The Journal of Collective Negotiations
|Journal of Collective Negotiations|
|Former name(s)||Journal of Collective Negotiations in the Public Sector|
|Abbreviated title (ISO 4)||J. Collect. Neg.|
|Discipline||Industrial and labor relations|
|Edited by||David Dilts|
|Publisher||Baywood Publishing (United States)|
The Journal of Collective Negotiations is a peer-reviewed academic journal which publishes articles regarding collective bargaining. The target audience for the journal is academics, students, employers, workers, and collective bargaining negotiators. It is published quarterly by Baywood Publishing. The journal was cited by the Oxford Handbook of Work and Organization as a critical journal in collective bargaining theory and issues. A common textbook in Industrial and organizational psychology has cited the journal as one of two key publications in that more narrow field. It also has been quoted by the National Labor Relations Board.
Aims and scope
The Journal of Collective Negotiations was established in 1972 as the Journal of Collective Negotiations in the Public Sector. Its establishment was a direct outgrowth of the expansion of collective bargaining rights in the United States to public sector workers. By 1979, Contemporary Sociology was calling it one of the most prominent journals in the labor relations field.
The journal changed its name in 2004 to reflect a broadening of its editorial mission. It currently publishes articles, book reviews, and comments on collective bargaining in both the private and public sectors. It covers a wide range of topics, including collective bargaining economics, preparation for bargaining, techniques at the bargaining table, labor law, dispute resolution, arbitration, impasse resolution, new developments in collective bargaining language, organizational behavior, contract administration, faculty salaries, the history of collective bargaining and labor-management relationships, and laws and regulations pertaining to collective bargaining. Although the journal focuses on the United States, many articles are comparative or transnational in focus. For example, Human Resources and Skills Development Canada has cited articles on comparable worth which have been published in the journal.
Abstracting and indexing
The journal is abstracted and indexed in Current Contents/Social and Behavioral Sciences, Current Contents/Health Services Administration, Current Law Index, Educational Administration Abstracts, Hospital Literature Index, Linguistics & Language Behavior Abstracts, Management Contents, Peace Research Abstracts, Recent Publications on Government Problems, Social Sciences Citation Index, Sociological Abstracts, Social Services Abstracts, Urban Affairs Abstracts, Wilson Business Abstracts, and Work Related Abstracts.
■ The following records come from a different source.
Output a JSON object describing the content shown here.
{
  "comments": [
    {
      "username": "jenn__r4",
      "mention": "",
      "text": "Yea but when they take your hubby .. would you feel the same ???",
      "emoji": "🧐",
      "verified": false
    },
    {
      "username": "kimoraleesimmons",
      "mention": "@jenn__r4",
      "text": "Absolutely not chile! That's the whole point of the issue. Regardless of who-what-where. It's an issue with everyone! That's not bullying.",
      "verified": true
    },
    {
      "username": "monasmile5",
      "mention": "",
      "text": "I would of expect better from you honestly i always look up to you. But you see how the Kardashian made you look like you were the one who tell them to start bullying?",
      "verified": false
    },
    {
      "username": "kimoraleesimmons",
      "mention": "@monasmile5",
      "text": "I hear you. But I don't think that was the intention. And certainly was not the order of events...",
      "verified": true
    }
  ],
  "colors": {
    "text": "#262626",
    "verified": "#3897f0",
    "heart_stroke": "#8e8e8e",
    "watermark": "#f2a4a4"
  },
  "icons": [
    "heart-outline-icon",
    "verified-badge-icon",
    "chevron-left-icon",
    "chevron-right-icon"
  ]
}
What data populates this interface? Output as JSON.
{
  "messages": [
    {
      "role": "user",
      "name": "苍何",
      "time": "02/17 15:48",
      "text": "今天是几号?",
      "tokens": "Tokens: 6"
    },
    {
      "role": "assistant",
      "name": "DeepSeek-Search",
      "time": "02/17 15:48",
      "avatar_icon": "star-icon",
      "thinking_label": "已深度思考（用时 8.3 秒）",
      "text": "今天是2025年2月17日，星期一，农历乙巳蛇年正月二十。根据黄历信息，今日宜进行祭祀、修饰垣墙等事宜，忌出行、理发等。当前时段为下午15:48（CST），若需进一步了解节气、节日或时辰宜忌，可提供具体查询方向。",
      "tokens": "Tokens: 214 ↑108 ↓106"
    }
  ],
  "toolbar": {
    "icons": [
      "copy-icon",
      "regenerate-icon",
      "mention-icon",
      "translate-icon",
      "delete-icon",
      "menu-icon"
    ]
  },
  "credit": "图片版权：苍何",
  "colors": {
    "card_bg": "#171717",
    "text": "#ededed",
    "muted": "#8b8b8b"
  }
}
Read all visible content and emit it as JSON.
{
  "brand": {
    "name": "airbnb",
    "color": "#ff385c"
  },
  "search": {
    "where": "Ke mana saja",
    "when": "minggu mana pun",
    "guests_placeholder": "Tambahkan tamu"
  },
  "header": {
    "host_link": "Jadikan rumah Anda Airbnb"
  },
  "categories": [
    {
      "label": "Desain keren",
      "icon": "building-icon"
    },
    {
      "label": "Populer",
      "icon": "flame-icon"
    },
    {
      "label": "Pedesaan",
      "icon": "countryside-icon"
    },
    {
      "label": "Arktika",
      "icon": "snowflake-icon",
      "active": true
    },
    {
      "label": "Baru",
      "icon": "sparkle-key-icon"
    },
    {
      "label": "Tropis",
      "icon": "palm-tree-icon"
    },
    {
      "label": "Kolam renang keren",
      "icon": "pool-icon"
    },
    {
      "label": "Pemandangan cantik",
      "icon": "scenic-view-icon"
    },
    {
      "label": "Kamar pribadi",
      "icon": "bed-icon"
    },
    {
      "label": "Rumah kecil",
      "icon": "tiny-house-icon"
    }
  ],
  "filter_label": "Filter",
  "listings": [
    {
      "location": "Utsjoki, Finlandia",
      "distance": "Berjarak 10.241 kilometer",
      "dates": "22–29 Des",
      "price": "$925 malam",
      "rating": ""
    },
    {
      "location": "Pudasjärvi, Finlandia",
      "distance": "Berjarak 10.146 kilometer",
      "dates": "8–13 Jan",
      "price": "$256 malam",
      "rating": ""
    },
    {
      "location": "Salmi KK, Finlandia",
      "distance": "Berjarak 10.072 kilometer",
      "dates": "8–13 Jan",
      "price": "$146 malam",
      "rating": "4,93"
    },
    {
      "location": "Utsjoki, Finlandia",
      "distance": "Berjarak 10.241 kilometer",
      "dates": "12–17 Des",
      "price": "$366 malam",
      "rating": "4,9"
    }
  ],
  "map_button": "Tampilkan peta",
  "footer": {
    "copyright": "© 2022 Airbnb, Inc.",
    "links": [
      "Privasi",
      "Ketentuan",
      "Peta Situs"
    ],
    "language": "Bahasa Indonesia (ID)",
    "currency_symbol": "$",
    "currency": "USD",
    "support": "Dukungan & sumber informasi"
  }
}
- Ackroyd, Stephen; Batt, Rosemary; Thompson, Paul; Tolbert, Pamela S. (2005). The Oxford handbook of work and organization. Oxford, UK: Oxford University Press. ISBN 0-19-929924-2.
- Drenth, Pieter J.D.; Thierry, Henk; and Wolff, Charles J. de. (2001). A Handbook of Work and Organizational Psychology: Personnel Psychology (Handbook of Work and Organizational Psychology, Vol. 3). East Sussex: Psychology Press. ISBN 0-86377-525-X.
- For example, see: Brown University and International Union, United Automobile, Aerospace and Agricultural Implement Workers of America, UAW AFL–CIO. Case 1–RC–21368. 342 NLRB 482, 498-499. July 13, 2004.
- Van Horn, Carl E.; Schaffner, Herbert A. (2003). Work in America: An Encyclopedia of History, Policy, and Society. Santa Barbara, CA: ABC-CLIO. ISBN 1-57607-676-8.
- Contemporary Sociology. v. 8, 1979. p. 369.
- Fortin, Nicole M.; Baker, Michael John (2000). Gender composition and wages: why is Canada different from the United States?. [Hull, Québec]: Applied Research Branch, Human Resources Development Canada. ISBN 0-662-28882-3.